Exercise objective: Count every line below that holds "before". The answer is the number alone.

(Dataset rows describing interfaces)
+-------+

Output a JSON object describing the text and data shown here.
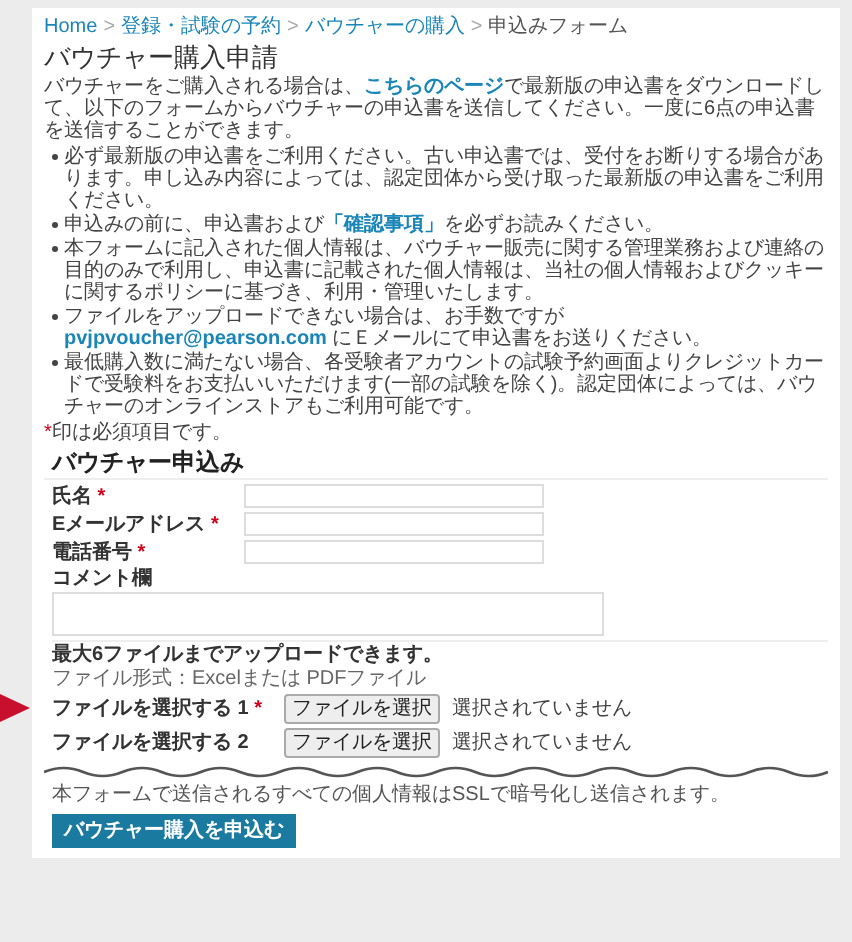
{
  "breadcrumb": {
    "links": [
      "Home",
      "登録・試験の予約",
      "バウチャーの購入"
    ],
    "current": "申込みフォーム",
    "separator": ">"
  },
  "title": "バウチャー購入申請",
  "intro": {
    "kind": "linked",
    "before": "バウチャーをご購入される場合は、",
    "link": "こちらのページ",
    "after": "で最新版の申込書をダウンロードして、以下のフォームからバウチャーの申込書を送信してください。一度に6点の申込書を送信することができます。"
  },
  "notes": [
    {
      "kind": "plain",
      "text": "必ず最新版の申込書をご利用ください。古い申込書では、受付をお断りする場合があります。申し込み内容によっては、認定団体から受け取った最新版の申込書をご利用ください。"
    },
    {
      "kind": "linked",
      "before": "申込みの前に、申込書および",
      "link": "「確認事項」",
      "after": "を必ずお読みください。"
    },
    {
      "kind": "plain",
      "text": "本フォームに記入された個人情報は、バウチャー販売に関する管理業務および連絡の目的のみで利用し、申込書に記載された個人情報は、当社の個人情報およびクッキーに関するポリシーに基づき、利用・管理いたします。"
    },
    {
      "kind": "linked",
      "before": "ファイルをアップロードできない場合は、お手数ですが ",
      "link": "pvjpvoucher@pearson.com",
      "after": " にＥメールにて申込書をお送りください。"
    },
    {
      "kind": "plain",
      "text": "最低購入数に満たない場合、各受験者アカウントの試験予約画面よりクレジットカードで受験料をお支払いいただけます(一部の試験を除く)。認定団体によっては、バウチャーのオンラインストアもご利用可能です。"
    }
  ],
  "required_note": {
    "mark": "*",
    "text": "印は必須項目です。"
  },
  "form": {
    "heading": "バウチャー申込み",
    "fields": [
      {
        "kind": "text",
        "label": "氏名",
        "required_mark": "*"
      },
      {
        "kind": "text",
        "label": "Eメールアドレス",
        "required_mark": "*"
      },
      {
        "kind": "text",
        "label": "電話番号",
        "required_mark": "*"
      },
      {
        "kind": "textarea",
        "label": "コメント欄"
      }
    ],
    "upload": {
      "title": "最大6ファイルまでアップロードできます。",
      "formats": "ファイル形式：Excelまたは PDFファイル",
      "files": [
        {
          "label": "ファイルを選択する 1",
          "required_mark": "*",
          "button": "ファイルを選択",
          "status": "選択されていません",
          "pointed": true
        },
        {
          "label": "ファイルを選択する 2",
          "button": "ファイルを選択",
          "status": "選択されていません",
          "pointed": false
        }
      ]
    },
    "ssl_note": "本フォームで送信されるすべての個人情報はSSLで暗号化し送信されます。",
    "submit": "バウチャー購入を申込む"
  }
}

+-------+

Completed exercise: 3